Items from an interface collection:

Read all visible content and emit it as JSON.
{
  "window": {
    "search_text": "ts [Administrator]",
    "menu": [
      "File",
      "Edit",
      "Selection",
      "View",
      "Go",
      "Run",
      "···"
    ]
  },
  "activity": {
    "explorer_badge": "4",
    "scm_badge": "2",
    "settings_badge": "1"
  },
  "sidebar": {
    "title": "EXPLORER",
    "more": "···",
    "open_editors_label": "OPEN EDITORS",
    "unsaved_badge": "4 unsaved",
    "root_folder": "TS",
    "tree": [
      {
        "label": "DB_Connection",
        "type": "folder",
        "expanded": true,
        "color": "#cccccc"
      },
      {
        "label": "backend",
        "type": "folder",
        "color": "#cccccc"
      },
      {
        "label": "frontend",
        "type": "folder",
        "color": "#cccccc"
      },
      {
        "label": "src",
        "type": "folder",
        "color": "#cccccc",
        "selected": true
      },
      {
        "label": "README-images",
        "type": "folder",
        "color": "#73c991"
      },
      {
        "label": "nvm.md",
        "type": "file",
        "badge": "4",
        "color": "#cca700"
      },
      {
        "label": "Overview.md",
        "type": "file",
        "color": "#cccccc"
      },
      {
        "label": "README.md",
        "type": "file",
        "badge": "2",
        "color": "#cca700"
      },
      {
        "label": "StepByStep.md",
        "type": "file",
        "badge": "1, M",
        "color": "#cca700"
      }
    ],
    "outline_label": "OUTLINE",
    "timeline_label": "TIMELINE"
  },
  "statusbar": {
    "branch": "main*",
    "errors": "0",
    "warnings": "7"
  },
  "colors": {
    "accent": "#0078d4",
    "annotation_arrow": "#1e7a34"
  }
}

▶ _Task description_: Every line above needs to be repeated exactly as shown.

▶ _The completed task_:
Read all visible content and emit it as JSON.
{
  "window": {
    "search_text": "ts [Administrator]",
    "menu": [
      "File",
      "Edit",
      "Selection",
      "View",
      "Go",
      "Run",
      "···"
    ]
  },
  "activity": {
    "explorer_badge": "4",
    "scm_badge": "2",
    "settings_badge": "1"
  },
  "sidebar": {
    "title": "EXPLORER",
    "more": "···",
    "open_editors_label": "OPEN EDITORS",
    "unsaved_badge": "4 unsaved",
    "root_folder": "TS",
    "tree": [
      {
        "label": "DB_Connection",
        "type": "folder",
        "expanded": true,
        "color": "#cccccc"
      },
      {
        "label": "backend",
        "type": "folder",
        "color": "#cccccc"
      },
      {
        "label": "frontend",
        "type": "folder",
        "color": "#cccccc"
      },
      {
        "label": "src",
        "type": "folder",
        "color": "#cccccc",
        "selected": true
      },
      {
        "label": "README-images",
        "type": "folder",
        "color": "#73c991"
      },
      {
        "label": "nvm.md",
        "type": "file",
        "badge": "4",
        "color": "#cca700"
      },
      {
        "label": "Overview.md",
        "type": "file",
        "color": "#cccccc"
      },
      {
        "label": "README.md",
        "type": "file",
        "badge": "2",
        "color": "#cca700"
      },
      {
        "label": "StepByStep.md",
        "type": "file",
        "badge": "1, M",
        "color": "#cca700"
      }
    ],
    "outline_label": "OUTLINE",
    "timeline_label": "TIMELINE"
  },
  "statusbar": {
    "branch": "main*",
    "errors": "0",
    "warnings": "7"
  },
  "colors": {
    "accent": "#0078d4",
    "annotation_arrow": "#1e7a34"
  }
}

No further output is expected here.